To be continued to: False Killer Whales Gang Hunting Lone Yellowfin Tuna.

NELHA - Natural Energy Laboratory of Hawaii Authority

With a bit of hope of seeing a whale shark, Rhincodon typus, as they often appear in this area in December, we launched our boat from Honokohau harbor to go north. There were reports of some sightings north of the harbor.

We took some pictures of the lighthouse and the deep sea water pipes at Keahole Point. These pipes suck up cold sea water from a few thousand feet deep and pump it to over 30 enterprises in the Natural Energy Laboratory of Hawaii Authority (NELHA). Some companies use the cold, clear sea water for aquaculture, including the raising of main lobsters, abalones, flounders, seahorses, algae, and more. Other companies produce desalinated mineral-rich drinking water.

Lighthouse and deep seawater supply pipe of NELHA (National Energy Laboratory of Hawaii Authority) at Keahole Point, the 1m (40") in diameter, 6,284 foot long pipeline caters 6ºC (43ºF) cold deep seawater from 2,000-foot depths to over 30 thriving enterprises in the industrial park, off Kona Coast, Big Island, Hawaii, USA, Pacific Ocean

We recently read in the local newspaper, West Hawaii Today, that the pipe had some damage to it and would require extensive repairs.

The Keahole Point is perhaps the most turbulent, rough spot around west coast of the Big Island. The south of the point is really deep. It quickly drops off to thousands of feet in a few miles. On the other hand, the north of the point is a shallow shelf of 300-400 feet and gradually slopes down. This shallow shelf is where humpback whales, Megaptera novaeangliae, are coming back for calving in every winter.

Usually the deep ocean current hits the wall of the shelf, and is pushed upward creating turbulent water along the shelf wall. This movement also disperse nutrient rich water toward the surface gathering many bait fish. This place is called, "The Ground," spanning out miles from the point to north west, and is the best place to fish for all kinds of game fish around Kona.

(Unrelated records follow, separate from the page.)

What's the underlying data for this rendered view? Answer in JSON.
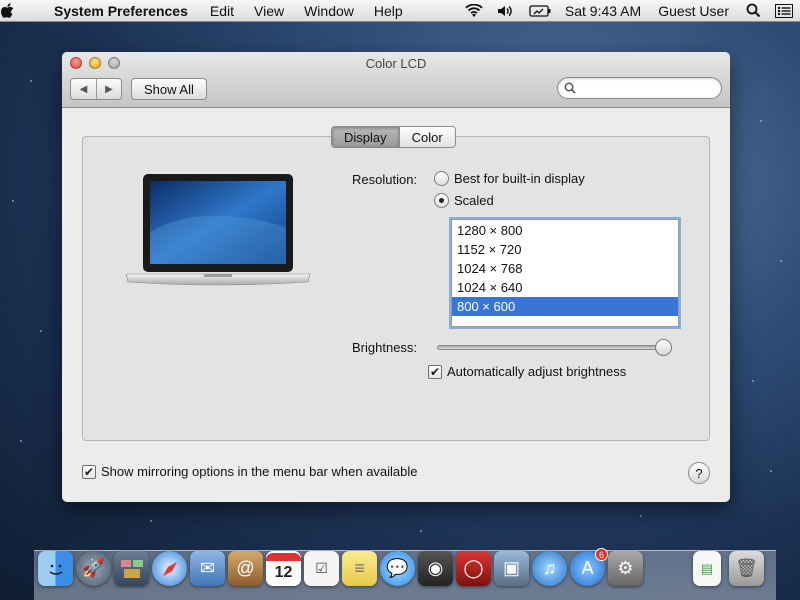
{
  "menubar": {
    "app_name": "System Preferences",
    "menus": [
      "Edit",
      "View",
      "Window",
      "Help"
    ],
    "clock": "Sat 9:43 AM",
    "user": "Guest User"
  },
  "window": {
    "title": "Color LCD",
    "show_all_label": "Show All",
    "search_placeholder": "",
    "tabs": [
      {
        "label": "Display",
        "selected": true
      },
      {
        "label": "Color",
        "selected": false
      }
    ]
  },
  "display": {
    "resolution_label": "Resolution:",
    "options": [
      {
        "label": "Best for built-in display",
        "selected": false
      },
      {
        "label": "Scaled",
        "selected": true
      }
    ],
    "resolutions": [
      "1280 × 800",
      "1152 × 720",
      "1024 × 768",
      "1024 × 640",
      "800 × 600"
    ],
    "selected_resolution": "800 × 600",
    "brightness_label": "Brightness:",
    "brightness_level": 1.0,
    "auto_brightness_label": "Automatically adjust brightness",
    "auto_brightness_checked": true,
    "mirroring_label": "Show mirroring options in the menu bar when available",
    "mirroring_checked": true,
    "help_label": "?"
  },
  "dock": {
    "apps": [
      {
        "name": "Finder",
        "icon": "finder-icon",
        "color": "#3a8ee6"
      },
      {
        "name": "Launchpad",
        "icon": "launchpad-icon",
        "color": "#6c7a8c"
      },
      {
        "name": "Mission Control",
        "icon": "mission-control-icon",
        "color": "#4a5e74"
      },
      {
        "name": "Safari",
        "icon": "safari-icon",
        "color": "#2f7fd9"
      },
      {
        "name": "Mail",
        "icon": "mail-icon",
        "color": "#5a8fd1"
      },
      {
        "name": "Contacts",
        "icon": "contacts-icon",
        "color": "#b9864a"
      },
      {
        "name": "Calendar",
        "icon": "calendar-icon",
        "color": "#ffffff",
        "text": "12"
      },
      {
        "name": "Reminders",
        "icon": "reminders-icon",
        "color": "#f4f4f4"
      },
      {
        "name": "Notes",
        "icon": "notes-icon",
        "color": "#f5e37a"
      },
      {
        "name": "Messages",
        "icon": "messages-icon",
        "color": "#4aa8ee"
      },
      {
        "name": "FaceTime",
        "icon": "facetime-icon",
        "color": "#3b3b3b"
      },
      {
        "name": "Photo Booth",
        "icon": "photo-booth-icon",
        "color": "#b8231f"
      },
      {
        "name": "iPhoto",
        "icon": "iphoto-icon",
        "color": "#7a9ab8"
      },
      {
        "name": "iTunes",
        "icon": "itunes-icon",
        "color": "#2d8be0"
      },
      {
        "name": "App Store",
        "icon": "app-store-icon",
        "color": "#2b86e3",
        "badge": "6"
      },
      {
        "name": "System Preferences",
        "icon": "system-preferences-icon",
        "color": "#8a8a8a"
      }
    ],
    "right": [
      {
        "name": "Document",
        "icon": "document-icon",
        "color": "#f7f7f7"
      },
      {
        "name": "Trash",
        "icon": "trash-icon",
        "color": "#c9c9c9"
      }
    ]
  }
}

To be continued to: Tasty Kona Kampachi of Kona Blue Water Farms.